The Eunomia study predicts making these changes would increase levy income from about $50 million a year to $200 million a year by 2025. During the same period the increased diversion of waste would boost employment in recycling and reprocessing. This could create up to 9,000 new jobs. Eunomia estimates the resulting economic benefit to New Zealand could be worth up to $500 million a year.
The report concludes: “The greatest level of benefit is likely to be…with a levy of $140 per tonne for active waste, $15 per tonne for inert waste and with an incineration rate of $40 per tonne. Under this scenario there is the highest level of diversion from landfill, the highest number of jobs created, the largest increase in gross value added, and the biggest increase in material revenues.”
Of course such a drastic change could have unintended consequences. The report recommends the process begins with a regulatory impact assessment and public consultation.
Dr Dominic Hogg is founder of Eunomia. “Whilst other countries ask how they make progress towards a circular economy, the low rate of the levy in New Zealand entrenches a ‘take-make-dispose’ model of production. New Zealand’s levy rate, set at $10 per tonne of waste, is among the lowest of any country with a landfill levy in place. Overseas experience suggests that there are significant benefits to having a higher rate of levy, and to applying the levy more widely.

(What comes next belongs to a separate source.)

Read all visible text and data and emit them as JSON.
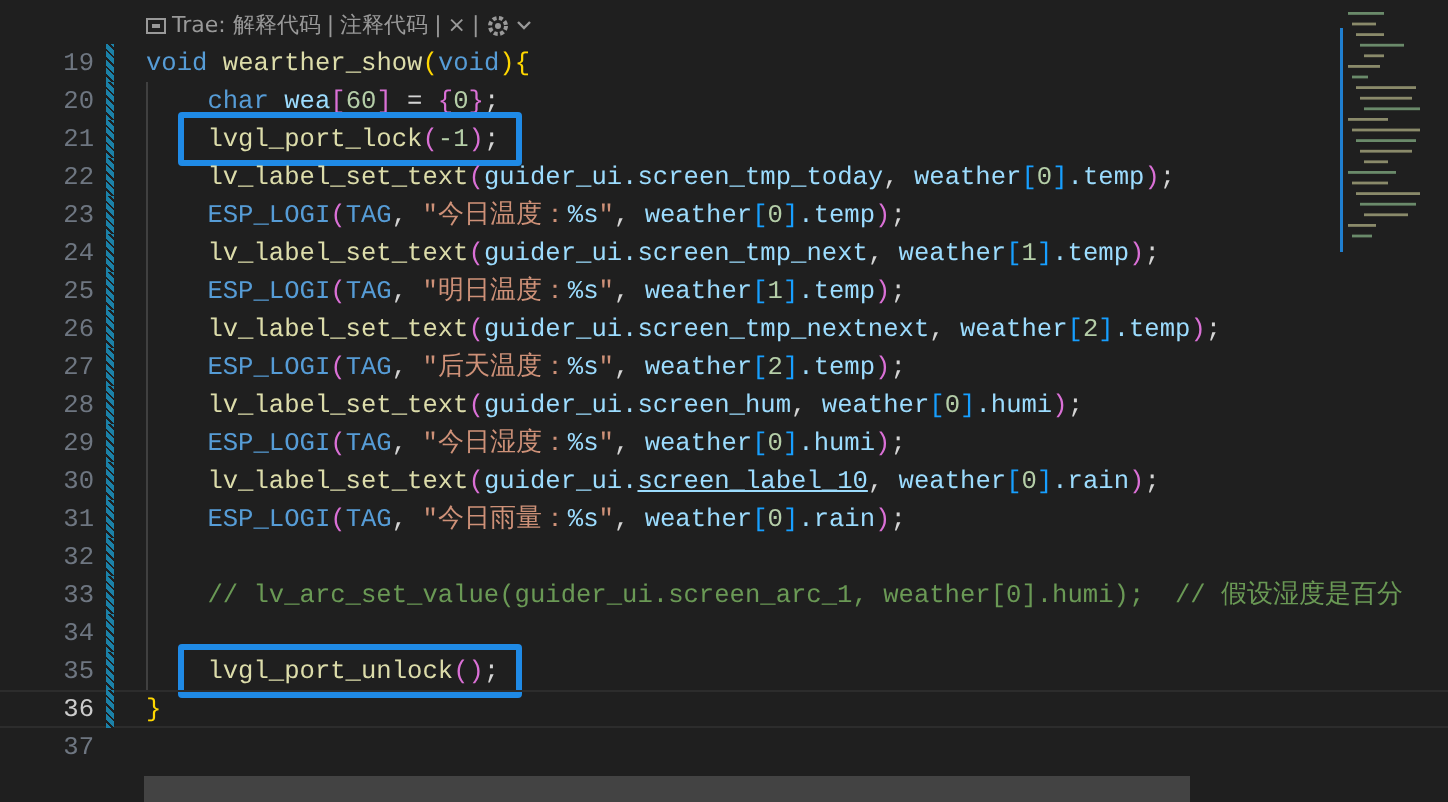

“Landfill levies can have a positive effect on the economy, inducing more efficient use of resources, and supporting employment generation. The argument for expanding and increasing the levy, and for a significantly higher rate than its current default rate of $10 per tonne, is compelling.”
Darren Patterson is chair of the Waste Management Institute New Zealand (WasteMINZ). He says “It’s unprecedented and exciting to see this level of cooperation from across all sectors of the waste and recycling industry. Research undertaken by WasteMINZ shows that 93% of Kiwis believe waste and recycling is an important environmental issue, yet only 29% think we do a good job. Clearly, there is a disconnect between the public’s expectation and what we as a nation are currently delivering.”
James Griffin leads the Sustainable Business Network’s Circular Economy Accelerator. He says: “Increasing the waste levy to a level where it influences business represents the single most impactful mechanic to accelerate a more circular economy in NZ. It incentivises ‘circular’ business models and disincentives’ take-make-waste linear ones. In a world of increasing populations and decreasing natural resources it’s crucial NZ businesses adopt circular economy practices if they want to remain competitive.”